I can't see the example. If we let $G = D8$ then whether we take $N$ as the cyclic group of order 4 or the Klein 4 group, in either case we have take the subgroup $K$ as a cyclic groups of order 2 but this will be normal in $G$? – sonicboom Nov 14 '12 at 22:59
Ah...I get it now. – sonicboom Nov 14 '12 at 23:29

As @Cocopuffs notes nicely above, you could consider $A_4.\;\;$ In fact $$H=\{id,(1\ 2)(3\ 4),(1\ 3)(2\ 4),(1\ 4)(2\ 3)\}\trianglelefteq A_4$$ and $$K=\{id,(1\ 4)(2\ 3)\}\trianglelefteq H$$ but $K$ is not normal in $A_4.\;\;$ In fact $$(1\ 2\ 3)^{-1}(1\ 4)(2\ 3)(1\ 2\ 3)=(2\ 4)(3\ 1)\notin K$$

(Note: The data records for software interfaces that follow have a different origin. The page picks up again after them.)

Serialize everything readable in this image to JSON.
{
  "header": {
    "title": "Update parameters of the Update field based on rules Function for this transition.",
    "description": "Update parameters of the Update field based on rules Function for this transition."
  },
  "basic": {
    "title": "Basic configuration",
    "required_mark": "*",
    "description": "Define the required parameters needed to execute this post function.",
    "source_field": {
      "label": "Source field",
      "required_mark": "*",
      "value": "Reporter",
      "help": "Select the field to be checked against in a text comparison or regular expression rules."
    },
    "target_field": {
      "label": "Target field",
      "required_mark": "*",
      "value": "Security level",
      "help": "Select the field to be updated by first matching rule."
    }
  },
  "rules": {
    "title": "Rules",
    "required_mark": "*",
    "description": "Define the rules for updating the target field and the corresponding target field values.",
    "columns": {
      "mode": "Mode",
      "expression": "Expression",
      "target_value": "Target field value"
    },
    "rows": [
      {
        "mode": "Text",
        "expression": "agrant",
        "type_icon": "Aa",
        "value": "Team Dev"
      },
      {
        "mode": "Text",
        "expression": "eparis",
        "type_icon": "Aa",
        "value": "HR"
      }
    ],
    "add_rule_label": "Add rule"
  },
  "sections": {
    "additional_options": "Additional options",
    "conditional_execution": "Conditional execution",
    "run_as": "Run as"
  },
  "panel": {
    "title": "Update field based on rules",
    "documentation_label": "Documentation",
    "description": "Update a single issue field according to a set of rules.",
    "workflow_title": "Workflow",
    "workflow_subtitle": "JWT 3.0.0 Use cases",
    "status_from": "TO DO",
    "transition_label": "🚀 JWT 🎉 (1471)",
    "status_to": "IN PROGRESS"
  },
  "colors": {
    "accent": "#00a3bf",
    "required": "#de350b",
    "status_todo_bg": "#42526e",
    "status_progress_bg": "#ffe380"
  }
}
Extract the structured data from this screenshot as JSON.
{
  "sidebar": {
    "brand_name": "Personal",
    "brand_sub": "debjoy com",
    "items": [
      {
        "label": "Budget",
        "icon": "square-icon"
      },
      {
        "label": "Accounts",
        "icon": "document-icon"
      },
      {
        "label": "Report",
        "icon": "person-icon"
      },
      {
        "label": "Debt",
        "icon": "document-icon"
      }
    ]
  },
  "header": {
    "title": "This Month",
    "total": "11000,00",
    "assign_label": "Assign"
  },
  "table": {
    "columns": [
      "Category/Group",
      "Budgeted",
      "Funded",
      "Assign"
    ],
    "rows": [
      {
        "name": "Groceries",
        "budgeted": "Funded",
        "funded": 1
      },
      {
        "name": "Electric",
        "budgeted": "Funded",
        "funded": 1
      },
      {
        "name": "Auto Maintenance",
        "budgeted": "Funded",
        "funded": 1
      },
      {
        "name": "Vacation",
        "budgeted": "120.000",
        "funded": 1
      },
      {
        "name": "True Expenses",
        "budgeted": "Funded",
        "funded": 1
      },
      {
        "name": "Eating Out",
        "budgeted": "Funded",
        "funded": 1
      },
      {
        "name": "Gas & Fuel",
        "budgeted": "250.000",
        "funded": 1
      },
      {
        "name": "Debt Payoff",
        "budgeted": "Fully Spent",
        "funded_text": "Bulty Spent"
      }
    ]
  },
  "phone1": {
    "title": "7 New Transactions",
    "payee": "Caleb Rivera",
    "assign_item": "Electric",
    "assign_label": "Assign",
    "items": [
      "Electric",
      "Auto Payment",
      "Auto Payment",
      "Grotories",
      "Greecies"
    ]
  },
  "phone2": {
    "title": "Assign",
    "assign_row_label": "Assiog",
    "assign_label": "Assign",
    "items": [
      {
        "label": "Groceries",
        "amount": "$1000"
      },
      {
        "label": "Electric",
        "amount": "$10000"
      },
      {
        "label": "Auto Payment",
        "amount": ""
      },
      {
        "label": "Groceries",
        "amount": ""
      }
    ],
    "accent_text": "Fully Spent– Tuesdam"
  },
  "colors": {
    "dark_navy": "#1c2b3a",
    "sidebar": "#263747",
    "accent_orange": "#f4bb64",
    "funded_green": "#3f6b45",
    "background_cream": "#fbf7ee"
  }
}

Let $G$ be a finite group such that $P\in \operatorname{Syl_p}(G),\;$ $$\text{ Ff}\;\;H\leq G\;\;\text{and}\;\;P\trianglelefteq H\trianglelefteq G,\;\;\text{then} \;\;P\trianglelefteq G.$$